• Simple oversights; got to love them. :/ Good find! +1 – PerpetualJ Oct 10 '18 at 15:55
• You had the right idea and right way of thinking for sure! Good on you as well, @PerpetualJ! – El-Guest Oct 10 '18 at 15:58
• Glad to help @sam! Hope this is correct! – El-Guest Oct 11 '18 at 2:57

$$B$$ visited on:

Saturday, April 21st, 2018.

## Pairs and Dates

$$E$$ and $$I$$

Visited on Saturday, February 10th, 2018.

$$D$$ and $$G$$

Visited on Wednesday, January 24th, 2018.

$$J$$ and $$A$$

Visited on Saturday, March 3rd, 2018.

$$C$$ and $$B$$

Visited on Saturday, April 21st, 2018.

$$F$$ and $$H$$

Visited on Saturday, February 3rd, 2018.

## Reasoning

$$A$$ not after $$J$$ but $$28$$ days after $$F$$ and $$F$$ didn't visit with $$B$$.

This tells us that $$A$$ cannot visit after $$J$$ nor before $$28$$ days after $$F$$ has visited. Thus the smart thing to do is to pair $$A$$ with $$J$$ since this is not technically after $$J$$ (which threw me off as I was avoiding the pairing until I read the phrase more carefully).

$$J$$ in March; at least $$50$$ days prior to $$C$$ on the same day of the week.
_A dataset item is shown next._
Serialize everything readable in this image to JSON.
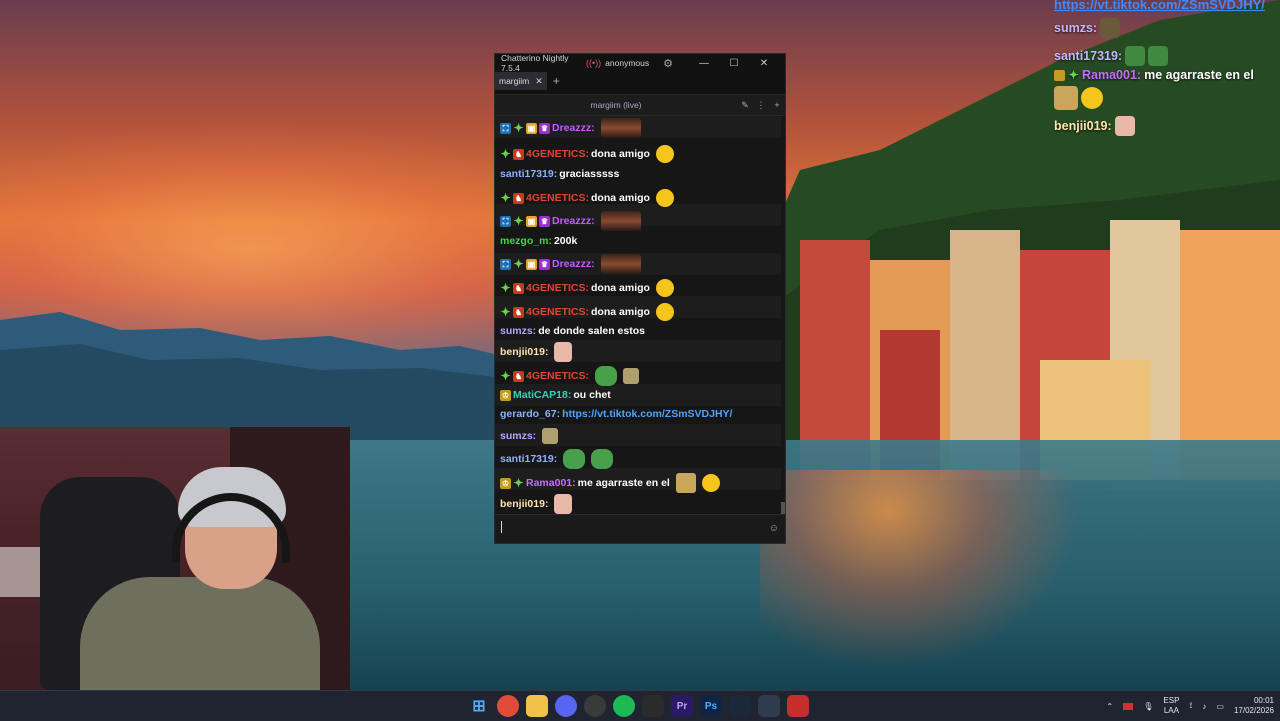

This tells us that $$C$$ comes after $$J$$ and that $$J$$ is in March. This limits the available dates for $$J$$ and $$C$$ to land on. $$J$$ is limited to the 1st and 11th, while $$C$$ is limited to the 21st and 27th of April.

$$D$$ and $$G$$ visited together, exactly $$10$$ days prior to $$H$$.

This statement is pretty obvious. With the follow on statement regarding $$E$$ and $$I$$ we know that $$H$$ is on a Saturday, and thus $$D$$ and $$G$$ visit on a Wednesday 10 days prior.

$$E$$ and $$I$$ visited together on February 10th and $$H$$ visited on the same day of the week.

This gives us a fully taken date, which is a Saturday, and thus allows us to understand that $$H$$ also comes on a Saturday.

• You're so close, but I think your math for the 50 days might be slightly off...? – El-Guest Oct 10 '18 at 15:40